A public interest litigation (PIL) for time-bound implementation of apex court’s direction to provide a uniform civil code applicable throughout the Indian jurisdiction has been dismissed by the High Court of the captial. A bench of Chief Justice G Rohini and Justice R S Endlaw dismissed the plea citing various verdicts of the Supreme Court which stated that the judiciary cannot direct the executive to introduce a particular legislation.
The PIL, submitted by Mool Chand Kucheria, referred to the case of Sarla Mudgal vs Union of India of 1995 adjudicated by the Supreme Court. The said legal suit opined to the then government to "secure for the citizens a uniform Civil Code throughout the territory of India" and the execution of it be done in a time-bound manner.
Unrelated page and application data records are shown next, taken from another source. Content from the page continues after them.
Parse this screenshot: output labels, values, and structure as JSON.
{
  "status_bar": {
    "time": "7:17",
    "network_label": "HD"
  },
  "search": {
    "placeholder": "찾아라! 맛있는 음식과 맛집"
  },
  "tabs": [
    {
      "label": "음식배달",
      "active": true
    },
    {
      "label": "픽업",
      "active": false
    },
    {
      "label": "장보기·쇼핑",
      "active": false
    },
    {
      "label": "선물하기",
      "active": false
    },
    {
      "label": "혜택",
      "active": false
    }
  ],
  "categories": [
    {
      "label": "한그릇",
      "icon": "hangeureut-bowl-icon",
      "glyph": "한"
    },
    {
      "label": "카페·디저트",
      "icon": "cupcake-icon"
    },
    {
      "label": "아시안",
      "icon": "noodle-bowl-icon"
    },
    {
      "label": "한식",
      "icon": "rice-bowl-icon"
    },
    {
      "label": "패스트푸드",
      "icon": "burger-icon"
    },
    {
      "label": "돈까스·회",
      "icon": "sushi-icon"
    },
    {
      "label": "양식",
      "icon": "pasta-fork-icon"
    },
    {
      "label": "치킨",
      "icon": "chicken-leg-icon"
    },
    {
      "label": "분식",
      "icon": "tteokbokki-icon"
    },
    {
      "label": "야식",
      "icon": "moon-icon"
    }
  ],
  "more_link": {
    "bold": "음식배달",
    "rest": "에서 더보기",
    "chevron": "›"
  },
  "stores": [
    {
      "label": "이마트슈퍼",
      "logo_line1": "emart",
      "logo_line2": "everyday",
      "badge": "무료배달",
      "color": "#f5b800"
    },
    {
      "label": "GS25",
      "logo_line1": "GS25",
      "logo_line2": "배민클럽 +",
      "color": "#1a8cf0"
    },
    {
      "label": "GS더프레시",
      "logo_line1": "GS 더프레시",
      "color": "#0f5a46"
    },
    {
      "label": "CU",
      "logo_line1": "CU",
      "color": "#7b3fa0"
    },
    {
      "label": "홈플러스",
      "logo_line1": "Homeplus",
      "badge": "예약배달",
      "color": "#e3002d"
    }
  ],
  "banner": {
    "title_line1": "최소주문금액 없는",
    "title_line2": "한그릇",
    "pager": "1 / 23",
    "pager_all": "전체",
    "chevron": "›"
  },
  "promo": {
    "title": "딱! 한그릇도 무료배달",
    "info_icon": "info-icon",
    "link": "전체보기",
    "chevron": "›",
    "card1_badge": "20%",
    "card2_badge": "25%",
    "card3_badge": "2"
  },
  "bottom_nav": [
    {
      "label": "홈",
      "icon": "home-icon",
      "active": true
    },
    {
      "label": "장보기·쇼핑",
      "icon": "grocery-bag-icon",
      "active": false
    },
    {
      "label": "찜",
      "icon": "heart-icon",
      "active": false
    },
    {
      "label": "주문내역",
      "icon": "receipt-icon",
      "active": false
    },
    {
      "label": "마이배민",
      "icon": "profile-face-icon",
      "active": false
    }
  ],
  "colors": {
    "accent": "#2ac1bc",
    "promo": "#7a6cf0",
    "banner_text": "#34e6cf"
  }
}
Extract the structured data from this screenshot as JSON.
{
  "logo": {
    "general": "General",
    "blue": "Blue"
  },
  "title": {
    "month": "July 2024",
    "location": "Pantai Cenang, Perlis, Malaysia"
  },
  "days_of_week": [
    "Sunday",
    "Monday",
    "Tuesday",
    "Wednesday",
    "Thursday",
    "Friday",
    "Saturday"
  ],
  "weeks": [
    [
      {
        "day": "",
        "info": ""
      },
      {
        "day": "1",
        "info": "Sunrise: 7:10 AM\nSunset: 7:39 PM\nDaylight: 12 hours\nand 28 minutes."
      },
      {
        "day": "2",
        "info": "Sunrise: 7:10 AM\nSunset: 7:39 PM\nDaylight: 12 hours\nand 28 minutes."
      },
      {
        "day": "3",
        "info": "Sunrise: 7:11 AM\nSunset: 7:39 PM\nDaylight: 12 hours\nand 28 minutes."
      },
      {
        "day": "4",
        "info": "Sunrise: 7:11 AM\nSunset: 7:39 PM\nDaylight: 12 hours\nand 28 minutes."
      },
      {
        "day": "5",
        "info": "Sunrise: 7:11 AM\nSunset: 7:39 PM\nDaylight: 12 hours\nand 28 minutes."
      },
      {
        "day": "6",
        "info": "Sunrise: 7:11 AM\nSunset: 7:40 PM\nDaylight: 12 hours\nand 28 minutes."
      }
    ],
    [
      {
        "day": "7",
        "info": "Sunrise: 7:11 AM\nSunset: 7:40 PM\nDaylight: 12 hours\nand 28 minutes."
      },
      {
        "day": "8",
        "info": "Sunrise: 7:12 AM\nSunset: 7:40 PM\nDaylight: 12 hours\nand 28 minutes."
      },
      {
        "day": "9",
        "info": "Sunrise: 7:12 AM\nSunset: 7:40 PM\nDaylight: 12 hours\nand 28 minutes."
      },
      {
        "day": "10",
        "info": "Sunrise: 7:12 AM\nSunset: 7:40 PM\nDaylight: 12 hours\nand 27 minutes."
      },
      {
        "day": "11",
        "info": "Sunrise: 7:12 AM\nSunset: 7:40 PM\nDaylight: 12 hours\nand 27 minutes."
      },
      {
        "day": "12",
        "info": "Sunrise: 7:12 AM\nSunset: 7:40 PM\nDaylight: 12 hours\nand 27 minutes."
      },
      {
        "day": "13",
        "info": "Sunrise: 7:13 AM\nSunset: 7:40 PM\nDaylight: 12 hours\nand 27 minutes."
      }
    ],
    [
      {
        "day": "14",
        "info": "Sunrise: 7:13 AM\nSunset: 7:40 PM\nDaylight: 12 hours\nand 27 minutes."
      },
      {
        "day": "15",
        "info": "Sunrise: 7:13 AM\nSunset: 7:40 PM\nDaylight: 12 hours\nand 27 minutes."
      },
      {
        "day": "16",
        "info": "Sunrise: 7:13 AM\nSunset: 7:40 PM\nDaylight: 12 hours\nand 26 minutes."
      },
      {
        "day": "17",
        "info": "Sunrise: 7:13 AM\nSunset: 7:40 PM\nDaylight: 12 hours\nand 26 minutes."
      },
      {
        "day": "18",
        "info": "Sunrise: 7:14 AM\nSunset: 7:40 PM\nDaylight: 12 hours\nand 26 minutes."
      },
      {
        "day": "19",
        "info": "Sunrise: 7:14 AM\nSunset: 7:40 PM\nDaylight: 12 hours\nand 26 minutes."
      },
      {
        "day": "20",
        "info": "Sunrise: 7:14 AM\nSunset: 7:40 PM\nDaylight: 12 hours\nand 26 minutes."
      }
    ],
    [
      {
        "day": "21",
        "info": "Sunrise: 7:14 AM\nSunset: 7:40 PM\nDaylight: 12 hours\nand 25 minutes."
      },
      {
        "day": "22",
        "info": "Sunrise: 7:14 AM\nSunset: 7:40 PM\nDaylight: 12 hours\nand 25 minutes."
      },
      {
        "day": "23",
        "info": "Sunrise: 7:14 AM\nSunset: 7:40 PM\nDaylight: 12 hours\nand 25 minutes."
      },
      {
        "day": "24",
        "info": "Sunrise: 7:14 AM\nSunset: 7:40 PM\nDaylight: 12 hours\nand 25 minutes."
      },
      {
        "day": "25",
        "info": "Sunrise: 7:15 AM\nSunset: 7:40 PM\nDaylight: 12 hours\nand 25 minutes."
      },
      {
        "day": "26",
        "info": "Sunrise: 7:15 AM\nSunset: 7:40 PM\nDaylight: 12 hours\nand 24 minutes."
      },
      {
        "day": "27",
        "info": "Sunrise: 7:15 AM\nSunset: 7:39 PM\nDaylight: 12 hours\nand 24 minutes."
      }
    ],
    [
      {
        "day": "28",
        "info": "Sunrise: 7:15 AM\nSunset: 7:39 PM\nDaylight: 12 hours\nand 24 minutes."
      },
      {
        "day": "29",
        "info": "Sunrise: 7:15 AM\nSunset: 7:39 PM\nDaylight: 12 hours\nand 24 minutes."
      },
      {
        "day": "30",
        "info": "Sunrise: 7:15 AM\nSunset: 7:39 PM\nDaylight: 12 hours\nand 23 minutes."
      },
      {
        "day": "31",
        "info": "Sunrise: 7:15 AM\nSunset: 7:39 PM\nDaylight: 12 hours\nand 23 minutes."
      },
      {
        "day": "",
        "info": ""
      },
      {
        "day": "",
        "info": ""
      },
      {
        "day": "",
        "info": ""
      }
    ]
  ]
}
He had also sought a direction "for constitution of a committee of religious gurus or experts to see the smooth implementation of the said guidelines".
The high court of Delhi said, "Nevertheless the fact remains that the Supreme Court, in spite of having held so, did not issue any direction as the petitioner is asking us to issue. We, therefore, do not find any ground to entertain this petition which is dismissed."
While disposing the plea, the division bench also notified that the in judgment of Sarla Mudgal, the Supreme Court had observed that "the Government would be well advised to entrust the responsibility to the Law Commission to bring about the comprehensive legislation in keeping with modern day concept of human rights."
In Maharshi Avadesh v. Union of India , Supreme Court had specifically declined to issue a writ directing the respondents to consider the question of enacting a Common Civil Code for all citizens of India holding that the issue raised being a matter of policy, it was for the Legislature to take effective steps as the Court cannot legislate.
Explaining the Sarala Mudgal Judgment Supreme Court in Lily Thomas Vs. Union of India, it is held that “any direction for the enforcement of Art. 44 of the Constitution could not have been issued by only one of the Judges in Sarla Mudgal's case. In fact, Sarla Mudgal's case was considered by this Court in Ahmedabad Women Action Group v. Union of India and it was held that the question regarding the desirability of enacting a Uniform Civil Code did not directly arise in Sarla Mudgal's case ”.
But in John Vallamattom Vs. Union of India Chief Justice Khare held that “I would like to state that Article 44 provides that the State shall endeavour to secure for the citizens a uniform civil code throughout the territory of India. The aforesaid provision is based on the premise that there is no necessary connection between religious and personal law in a civilized society. Article 25 of the Constitution confers freedom of conscience and free profession, practice and propagation of religion. The aforesaid two provisions viz. Articles 25 and 44 show that the former guarantees religious freedom whereas the latter divests religion from social relations and personal law. It is no matter of doubt that marriage, succession and the like matters of a secular character cannot be brought within the guarantee enshrined under Articles 25 and 26 of the Constitution. Any legislation which brings succession and the like matters of secular character within the ambit of Articles 25 and 26 is a suspect legislation. Although it is doubtful whether the American doctrine of suspect legislation is followed in this country. In Smt. Sarla Mudgal, President, Kalyani and others v. Union of India and others, it was held that marriage, succession and like matters of secular character cannot be brought within the guarantee enshrined under Articles 25 and 26 of the Constitution. It is a matter of regret that Article 44 of the Constitution has not been given effect to. Parliament is still to step in for framing a common civil code in the country. A common civil code will help the cause of national integration by removing the contradictions based on ideologies.
Legal News India, Delhi High Court News, Delhi High Court Judgments, Uniform Civil Code, Indian Legal News, Lily Thomas Judgment.